China's e-commerce giants step up IP rights protection

China's e-commerce giants step up IP rights protection

Staff Writer
Staff Writer
Pinduoduo Content Team
September 1, 2020

Chinese consumers bought $1.5 trillion worth of goods through e-commerce in 2019, making them the world’s most enthusiastic online shoppers.

The sheer scale of operations also means that China’s e-commerce companies are among the most sophisticated and incentivized in the world when it comes to designing systems and processes to foil counterfeiters.

China has made significant efforts to combat the trade in counterfeits, and some companies there have done more than any in tackling the challenge, according to Mark Cohen, Senior Fellow and Director of the Berkley Center for Law & Technology’s Asia IP Project at the University of California Berkeley’s School of Law.

“This is a pretty tough area. It demands, in many cases, great technological resources and commitments, and I think China is generally showing a lot of those commitments. I hear people increasingly praising some of the Chinese e-tailers from the steps they’re taking,” said Cohen, who served as the senior IP attaché at the U.S. embassy in Beijing from 2004-08 and is viewed by many as the U.S.’s leading expert on IP law in China.

“It’s going to be hard to criticize China because frankly, some U.S. companies can also do a better job,” he said.

His comments, and others by leading experts in the field of intellectual property rights protection, were part of the “IP Protection: Prospects, Challenges and Best Practices in China’s Highly Competitive E-Commerce Industry” report published recently by Pinduoduo.
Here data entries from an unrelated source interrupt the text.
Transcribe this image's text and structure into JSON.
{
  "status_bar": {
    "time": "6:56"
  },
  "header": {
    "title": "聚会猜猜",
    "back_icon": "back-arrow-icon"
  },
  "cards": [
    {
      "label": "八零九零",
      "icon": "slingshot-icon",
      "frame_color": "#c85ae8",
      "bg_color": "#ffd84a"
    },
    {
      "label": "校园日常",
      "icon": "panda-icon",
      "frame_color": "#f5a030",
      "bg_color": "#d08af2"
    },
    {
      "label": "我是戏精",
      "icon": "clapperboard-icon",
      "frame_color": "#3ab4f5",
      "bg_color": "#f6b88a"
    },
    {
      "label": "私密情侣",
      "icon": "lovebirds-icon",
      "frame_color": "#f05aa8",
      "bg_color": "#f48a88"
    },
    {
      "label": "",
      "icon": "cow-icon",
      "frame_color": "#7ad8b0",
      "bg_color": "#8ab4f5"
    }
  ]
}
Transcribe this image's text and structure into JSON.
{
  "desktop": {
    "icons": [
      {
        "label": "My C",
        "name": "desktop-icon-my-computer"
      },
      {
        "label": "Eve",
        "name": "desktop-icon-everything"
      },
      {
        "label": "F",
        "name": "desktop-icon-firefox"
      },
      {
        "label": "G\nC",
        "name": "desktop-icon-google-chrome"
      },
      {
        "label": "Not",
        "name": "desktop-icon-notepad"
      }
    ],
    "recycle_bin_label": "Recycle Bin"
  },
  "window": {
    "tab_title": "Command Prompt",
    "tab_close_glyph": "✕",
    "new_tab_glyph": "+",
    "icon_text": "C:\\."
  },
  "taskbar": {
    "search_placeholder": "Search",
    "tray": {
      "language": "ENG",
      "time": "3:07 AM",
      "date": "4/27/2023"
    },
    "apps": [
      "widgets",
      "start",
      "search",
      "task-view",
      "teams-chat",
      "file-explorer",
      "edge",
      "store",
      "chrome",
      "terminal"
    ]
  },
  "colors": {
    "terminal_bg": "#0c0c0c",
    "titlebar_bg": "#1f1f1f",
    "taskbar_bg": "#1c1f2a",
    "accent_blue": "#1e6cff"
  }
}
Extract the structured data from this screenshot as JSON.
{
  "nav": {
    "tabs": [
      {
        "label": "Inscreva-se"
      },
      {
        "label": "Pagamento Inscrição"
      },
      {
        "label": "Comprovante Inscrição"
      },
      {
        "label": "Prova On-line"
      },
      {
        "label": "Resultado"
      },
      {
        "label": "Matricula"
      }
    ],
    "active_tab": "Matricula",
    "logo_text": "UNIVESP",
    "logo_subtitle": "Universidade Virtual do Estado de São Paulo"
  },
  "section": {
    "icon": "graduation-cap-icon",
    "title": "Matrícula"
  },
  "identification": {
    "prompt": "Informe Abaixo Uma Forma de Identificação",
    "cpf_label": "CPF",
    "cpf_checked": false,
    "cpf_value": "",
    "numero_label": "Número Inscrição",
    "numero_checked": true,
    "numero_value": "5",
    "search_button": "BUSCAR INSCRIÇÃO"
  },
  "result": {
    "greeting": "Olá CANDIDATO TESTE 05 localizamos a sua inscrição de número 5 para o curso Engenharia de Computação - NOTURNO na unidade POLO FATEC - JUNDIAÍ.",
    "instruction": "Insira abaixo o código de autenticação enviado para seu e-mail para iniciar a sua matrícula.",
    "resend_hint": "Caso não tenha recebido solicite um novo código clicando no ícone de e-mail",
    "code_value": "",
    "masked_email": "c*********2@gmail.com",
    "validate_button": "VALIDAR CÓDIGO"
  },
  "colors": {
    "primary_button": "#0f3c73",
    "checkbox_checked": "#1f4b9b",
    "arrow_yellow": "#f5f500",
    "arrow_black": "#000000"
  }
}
Indeed, many observers today feel that China’s key e-commerce platforms are leading in protecting IP rights.

“A lot of the trade association representatives said to us that Chinese e-commerce platforms are actually leading the industry in combating counterfeits, in terms of innovation and technology,” said Andre Zhu, general counsel of Pinduoduo. “We want to share our insights and best practices, as well as the challenges and hurdles we face, with other stakeholders and hopefully that generates further discussions on this very important topic.”

IP lawyer Bo Yu is a partner at LexField Law, and chairs INTA’s China subcommittee within its Anticounterfeiting Committee. Speaking in his LexField Law capacity, Bo Yu said brand owners operating in China know matters have improved — though those with no experience in China would likely be negatively influenced by news stories that talk about a lack of IP protection.

“But if you talk to the big companies who have been operating and developing for the past years in China, they will probably have a different perspective — because they know that everyone’s working hard to address these issues, to improve on that,” Bo Yu said.

To be sure, more can be done in areas such as cooperation between platforms to shut out criminals, particularly on social media.

Going forward, the increasing popularity of social media platforms could pose new challenges for the e-commerce industry. The International Trademark Association (INTA) has pointed out that the sale of fakes through social media platforms is a growing problem. Clicking on a targeted advertisement can send users to websites that appear to offer legitimate goods, but that sells fakes.

The increasing use of livestreaming and short video makes such activity harder to police and offers a smaller window in which to monitor and act, the report noted.

“I haven’t seen good cross-platform cooperation,” said Nora Zhang, Deputy Director, Business Environment & IP at the China-Britain Business Council. “Criminal gangs are selling counterfeits over different social media platforms, not just one. If e-commerce platforms and social media platforms can be more united — share data and blacklist — it would be very helpful to us rights holders.”

To download the IP protection white paper, click here.